Repeat every entry in full. Match each line exactly.

(Data to examine Opens)

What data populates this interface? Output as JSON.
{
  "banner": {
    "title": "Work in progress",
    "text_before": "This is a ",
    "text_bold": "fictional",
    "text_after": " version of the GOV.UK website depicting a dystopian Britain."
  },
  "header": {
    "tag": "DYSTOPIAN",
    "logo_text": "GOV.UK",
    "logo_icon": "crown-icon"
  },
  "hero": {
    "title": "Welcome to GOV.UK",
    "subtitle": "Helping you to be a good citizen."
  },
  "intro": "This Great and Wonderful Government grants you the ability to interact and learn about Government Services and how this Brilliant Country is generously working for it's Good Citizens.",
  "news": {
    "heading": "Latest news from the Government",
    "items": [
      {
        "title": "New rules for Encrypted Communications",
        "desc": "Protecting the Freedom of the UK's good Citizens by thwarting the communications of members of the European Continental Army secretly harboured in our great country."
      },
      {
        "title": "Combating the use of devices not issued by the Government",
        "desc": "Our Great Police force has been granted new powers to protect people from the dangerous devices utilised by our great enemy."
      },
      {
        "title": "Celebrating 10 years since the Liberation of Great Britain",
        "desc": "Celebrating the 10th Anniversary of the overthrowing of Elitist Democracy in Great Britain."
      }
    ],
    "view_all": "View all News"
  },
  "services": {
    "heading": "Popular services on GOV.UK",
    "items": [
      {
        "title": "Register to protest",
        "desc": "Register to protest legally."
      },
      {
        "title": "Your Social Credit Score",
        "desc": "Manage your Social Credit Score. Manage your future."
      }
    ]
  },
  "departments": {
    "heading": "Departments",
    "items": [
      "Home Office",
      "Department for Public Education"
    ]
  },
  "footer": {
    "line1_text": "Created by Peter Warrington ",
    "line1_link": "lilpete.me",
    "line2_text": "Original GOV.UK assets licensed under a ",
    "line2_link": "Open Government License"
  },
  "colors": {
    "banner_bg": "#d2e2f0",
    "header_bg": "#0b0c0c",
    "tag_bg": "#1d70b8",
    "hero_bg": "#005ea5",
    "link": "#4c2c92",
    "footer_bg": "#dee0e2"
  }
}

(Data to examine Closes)

- **Response box**
What data populates this interface? Output as JSON.
{
  "banner": {
    "title": "Work in progress",
    "text_before": "This is a ",
    "text_bold": "fictional",
    "text_after": " version of the GOV.UK website depicting a dystopian Britain."
  },
  "header": {
    "tag": "DYSTOPIAN",
    "logo_text": "GOV.UK",
    "logo_icon": "crown-icon"
  },
  "hero": {
    "title": "Welcome to GOV.UK",
    "subtitle": "Helping you to be a good citizen."
  },
  "intro": "This Great and Wonderful Government grants you the ability to interact and learn about Government Services and how this Brilliant Country is generously working for it's Good Citizens.",
  "news": {
    "heading": "Latest news from the Government",
    "items": [
      {
        "title": "New rules for Encrypted Communications",
        "desc": "Protecting the Freedom of the UK's good Citizens by thwarting the communications of members of the European Continental Army secretly harboured in our great country."
      },
      {
        "title": "Combating the use of devices not issued by the Government",
        "desc": "Our Great Police force has been granted new powers to protect people from the dangerous devices utilised by our great enemy."
      },
      {
        "title": "Celebrating 10 years since the Liberation of Great Britain",
        "desc": "Celebrating the 10th Anniversary of the overthrowing of Elitist Democracy in Great Britain."
      }
    ],
    "view_all": "View all News"
  },
  "services": {
    "heading": "Popular services on GOV.UK",
    "items": [
      {
        "title": "Register to protest",
        "desc": "Register to protest legally."
      },
      {
        "title": "Your Social Credit Score",
        "desc": "Manage your Social Credit Score. Manage your future."
      }
    ]
  },
  "departments": {
    "heading": "Departments",
    "items": [
      "Home Office",
      "Department for Public Education"
    ]
  },
  "footer": {
    "line1_text": "Created by Peter Warrington ",
    "line1_link": "lilpete.me",
    "line2_text": "Original GOV.UK assets licensed under a ",
    "line2_link": "Open Government License"
  },
  "colors": {
    "banner_bg": "#d2e2f0",
    "header_bg": "#0b0c0c",
    "tag_bg": "#1d70b8",
    "hero_bg": "#005ea5",
    "link": "#4c2c92",
    "footer_bg": "#dee0e2"
  }
}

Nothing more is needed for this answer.